What the task asks: Search the records for "data" and copy each line that holds it.

[Start of Attachment]

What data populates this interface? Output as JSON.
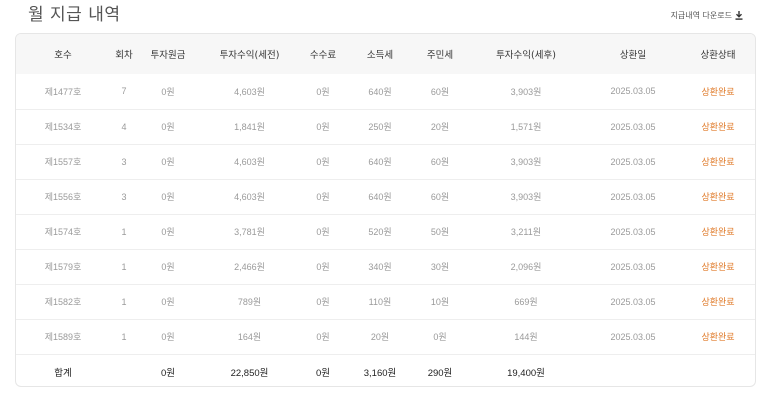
{
  "header": {
    "title": "월 지급 내역",
    "download_label": "지급내역 다운로드"
  },
  "colors": {
    "status": "#e07b2a"
  },
  "table": {
    "columns": [
      "호수",
      "회차",
      "투자원금",
      "투자수익(세전)",
      "수수료",
      "소득세",
      "주민세",
      "투자수익(세후)",
      "상환일",
      "상환상태"
    ],
    "rows": [
      {
        "no": "제1477호",
        "round": "7",
        "principal": "0원",
        "pretax": "4,603원",
        "fee": "0원",
        "income_tax": "640원",
        "local_tax": "60원",
        "aftertax": "3,903원",
        "date": "2025.03.05",
        "status": "상환완료"
      },
      {
        "no": "제1534호",
        "round": "4",
        "principal": "0원",
        "pretax": "1,841원",
        "fee": "0원",
        "income_tax": "250원",
        "local_tax": "20원",
        "aftertax": "1,571원",
        "date": "2025.03.05",
        "status": "상환완료"
      },
      {
        "no": "제1557호",
        "round": "3",
        "principal": "0원",
        "pretax": "4,603원",
        "fee": "0원",
        "income_tax": "640원",
        "local_tax": "60원",
        "aftertax": "3,903원",
        "date": "2025.03.05",
        "status": "상환완료"
      },
      {
        "no": "제1556호",
        "round": "3",
        "principal": "0원",
        "pretax": "4,603원",
        "fee": "0원",
        "income_tax": "640원",
        "local_tax": "60원",
        "aftertax": "3,903원",
        "date": "2025.03.05",
        "status": "상환완료"
      },
      {
        "no": "제1574호",
        "round": "1",
        "principal": "0원",
        "pretax": "3,781원",
        "fee": "0원",
        "income_tax": "520원",
        "local_tax": "50원",
        "aftertax": "3,211원",
        "date": "2025.03.05",
        "status": "상환완료"
      },
      {
        "no": "제1579호",
        "round": "1",
        "principal": "0원",
        "pretax": "2,466원",
        "fee": "0원",
        "income_tax": "340원",
        "local_tax": "30원",
        "aftertax": "2,096원",
        "date": "2025.03.05",
        "status": "상환완료"
      },
      {
        "no": "제1582호",
        "round": "1",
        "principal": "0원",
        "pretax": "789원",
        "fee": "0원",
        "income_tax": "110원",
        "local_tax": "10원",
        "aftertax": "669원",
        "date": "2025.03.05",
        "status": "상환완료"
      },
      {
        "no": "제1589호",
        "round": "1",
        "principal": "0원",
        "pretax": "164원",
        "fee": "0원",
        "income_tax": "20원",
        "local_tax": "0원",
        "aftertax": "144원",
        "date": "2025.03.05",
        "status": "상환완료"
      }
    ],
    "total": {
      "label": "합계",
      "principal": "0원",
      "pretax": "22,850원",
      "fee": "0원",
      "income_tax": "3,160원",
      "local_tax": "290원",
      "aftertax": "19,400원"
    }
  }
}
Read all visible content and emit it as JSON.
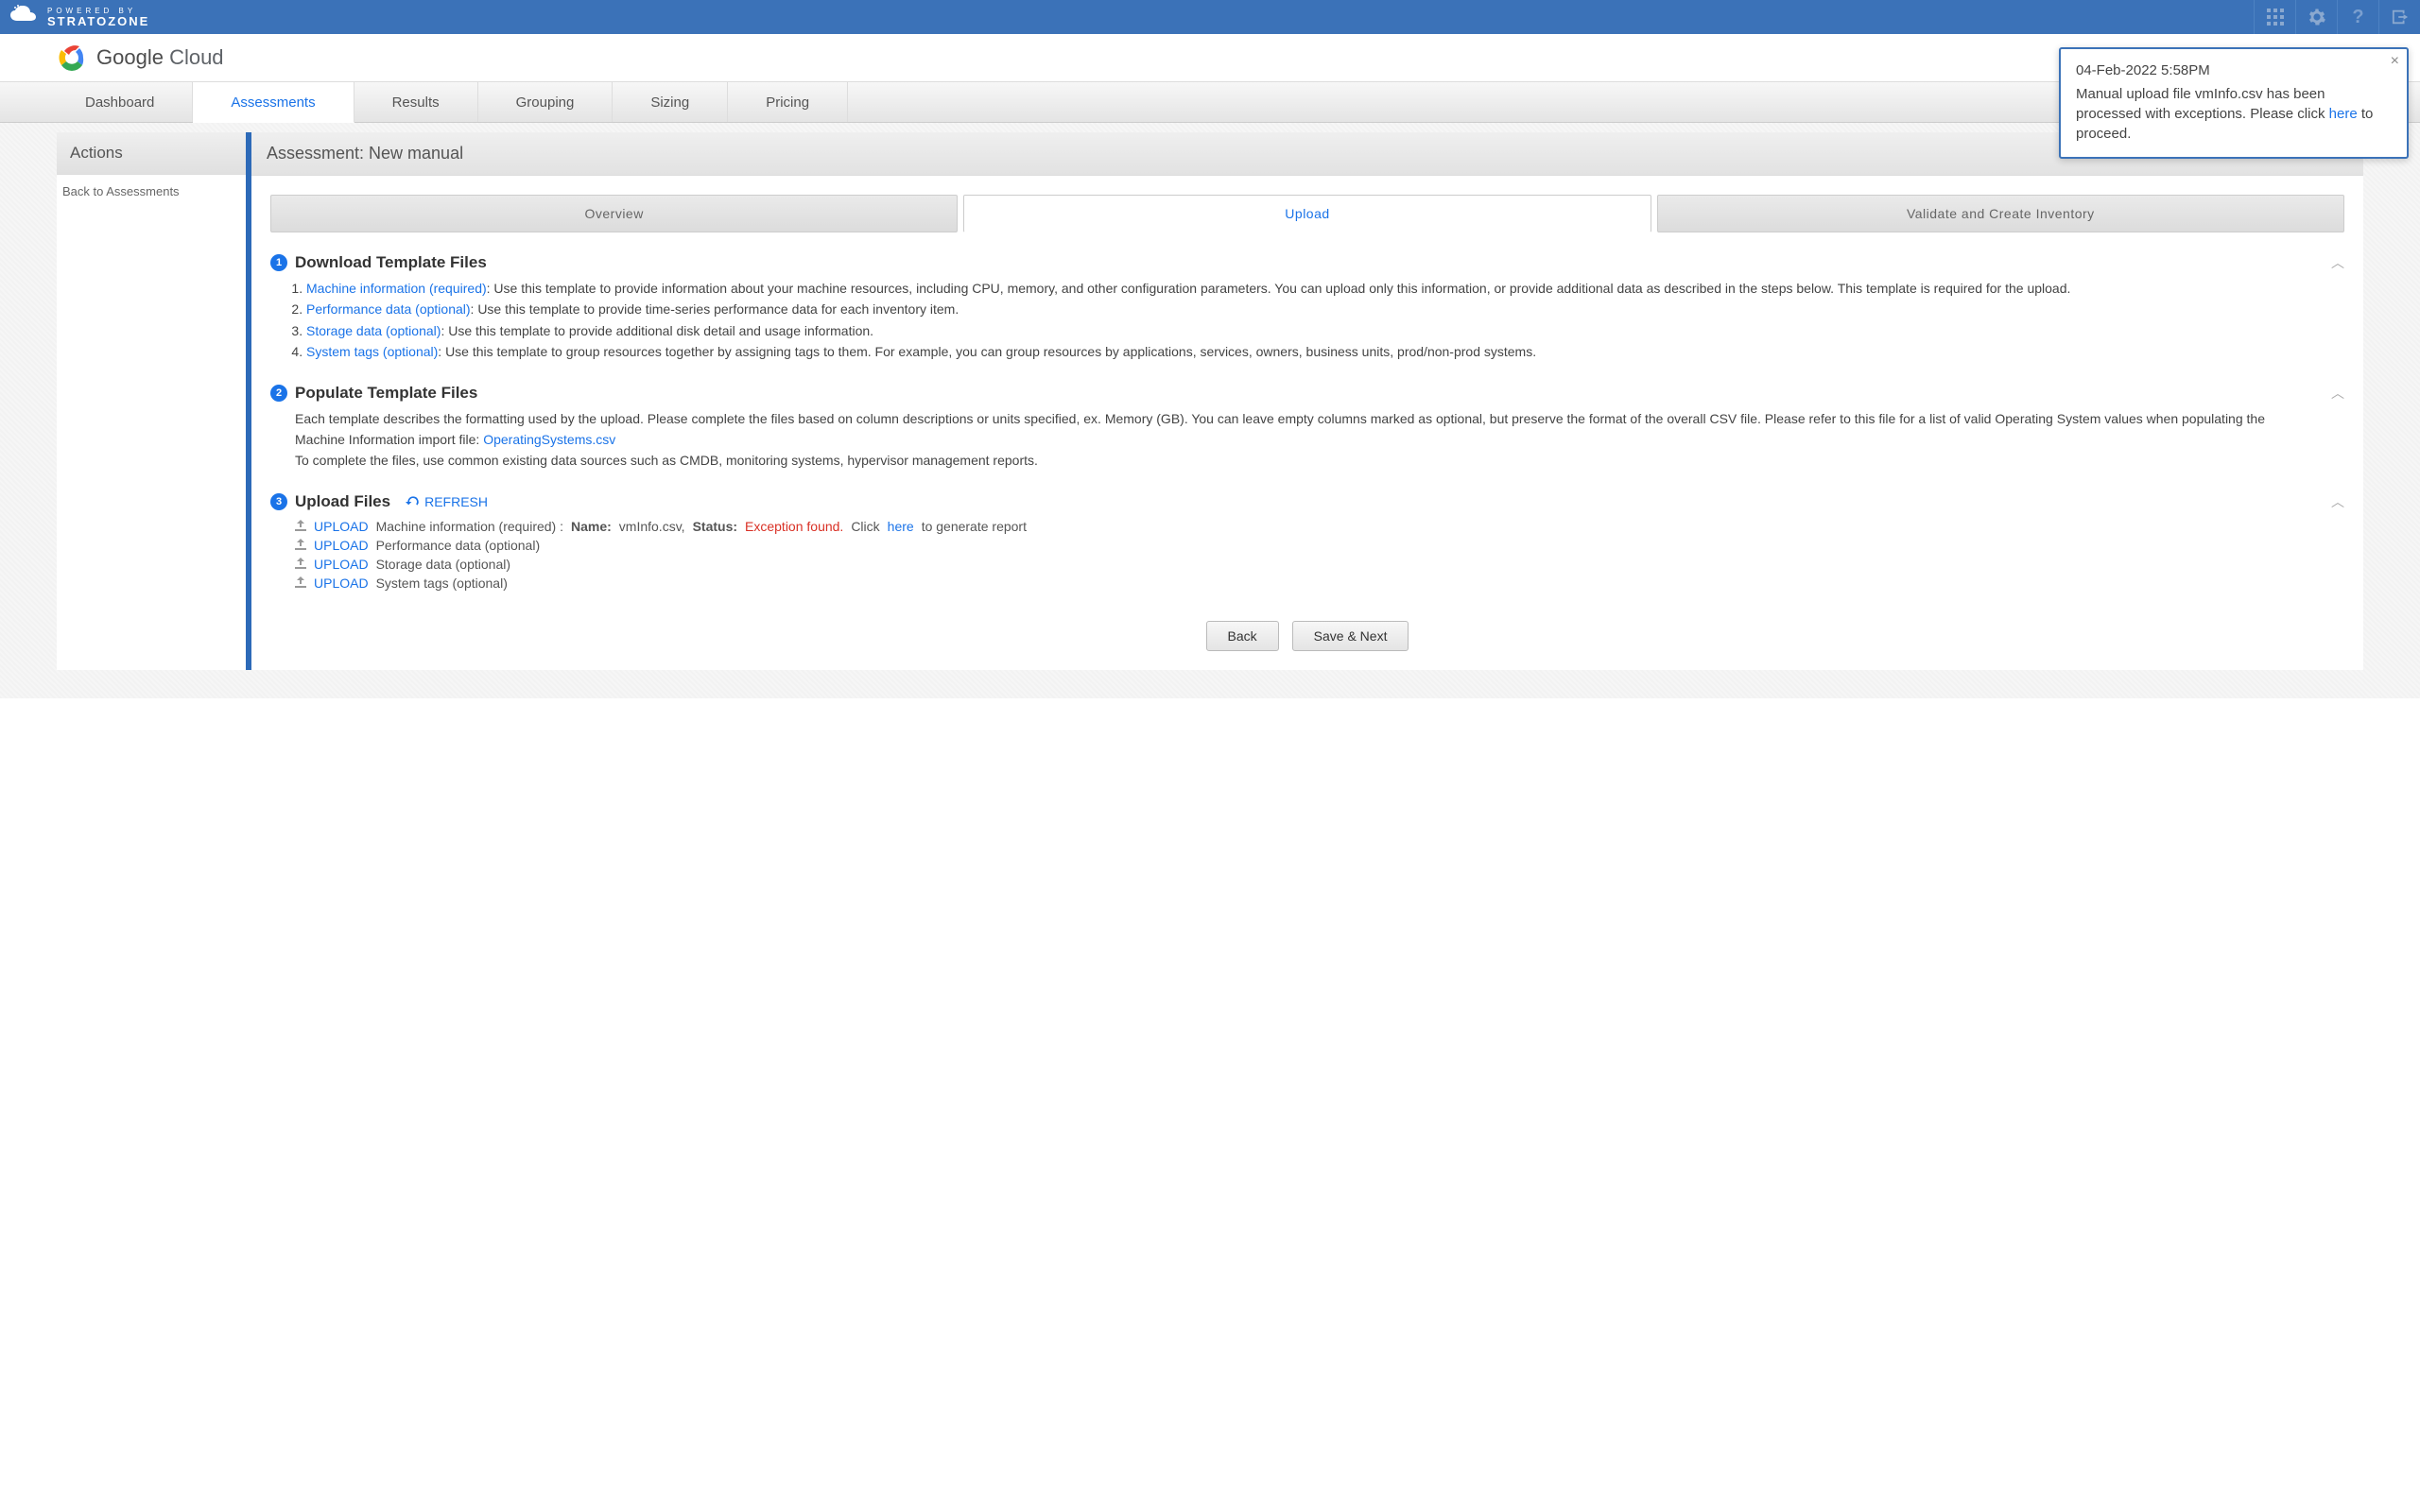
{
  "topbar": {
    "powered": "POWERED BY",
    "brand": "STRATOZONE"
  },
  "gc_header": {
    "strong": "Google",
    "light": " Cloud"
  },
  "nav": {
    "items": [
      "Dashboard",
      "Assessments",
      "Results",
      "Grouping",
      "Sizing",
      "Pricing"
    ],
    "active_index": 1
  },
  "sidebar": {
    "header": "Actions",
    "back": "Back to Assessments"
  },
  "main": {
    "title": "Assessment: New manual",
    "subtabs": [
      "Overview",
      "Upload",
      "Validate and Create Inventory"
    ],
    "subtab_active_index": 1
  },
  "step1": {
    "title": "Download Template Files",
    "items": [
      {
        "link": "Machine information (required)",
        "desc": ": Use this template to provide information about your machine resources, including CPU, memory, and other configuration parameters. You can upload only this information, or provide additional data as described in the steps below. This template is required for the upload."
      },
      {
        "link": "Performance data (optional)",
        "desc": ": Use this template to provide time-series performance data for each inventory item."
      },
      {
        "link": "Storage data (optional)",
        "desc": ": Use this template to provide additional disk detail and usage information."
      },
      {
        "link": "System tags (optional)",
        "desc": ": Use this template to group resources together by assigning tags to them. For example, you can group resources by applications, services, owners, business units, prod/non-prod systems."
      }
    ]
  },
  "step2": {
    "title": "Populate Template Files",
    "desc1": "Each template describes the formatting used by the upload. Please complete the files based on column descriptions or units specified, ex. Memory (GB). You can leave empty columns marked as optional, but preserve the format of the overall CSV file. Please refer to this file for a list of valid Operating System values when populating the Machine Information import file: ",
    "os_link": "OperatingSystems.csv",
    "desc2": "To complete the files, use common existing data sources such as CMDB, monitoring systems, hypervisor management reports."
  },
  "step3": {
    "title": "Upload Files",
    "refresh": "REFRESH",
    "rows": [
      {
        "label": "Machine information (required) : ",
        "name_label": "Name:",
        "name_value": "vmInfo.csv,",
        "status_label": "Status:",
        "status_value": "Exception found.",
        "click_text": "Click ",
        "here": "here",
        "gen": " to generate report"
      },
      {
        "label": "Performance data (optional)"
      },
      {
        "label": "Storage data (optional)"
      },
      {
        "label": "System tags (optional)"
      }
    ],
    "upload": "UPLOAD"
  },
  "buttons": {
    "back": "Back",
    "next": "Save & Next"
  },
  "notify": {
    "time": "04-Feb-2022 5:58PM",
    "body1": "Manual upload file vmInfo.csv has been processed with exceptions. Please click ",
    "here": "here",
    "body2": " to proceed."
  }
}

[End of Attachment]

Answer to this exercise:
What data populates this interface? Output as JSON.
        "desc": ": Use this template to provide information about your machine resources, including CPU, memory, and other configuration parameters. You can upload only this information, or provide additional data as described in the steps below. This template is required for the upload."
        "link": "Performance data (optional)",
        "desc": ": Use this template to provide time-series performance data for each inventory item."
        "link": "Storage data (optional)",
    "desc2": "To complete the files, use common existing data sources such as CMDB, monitoring systems, hypervisor management reports."
        "label": "Performance data (optional)"
        "label": "Storage data (optional)"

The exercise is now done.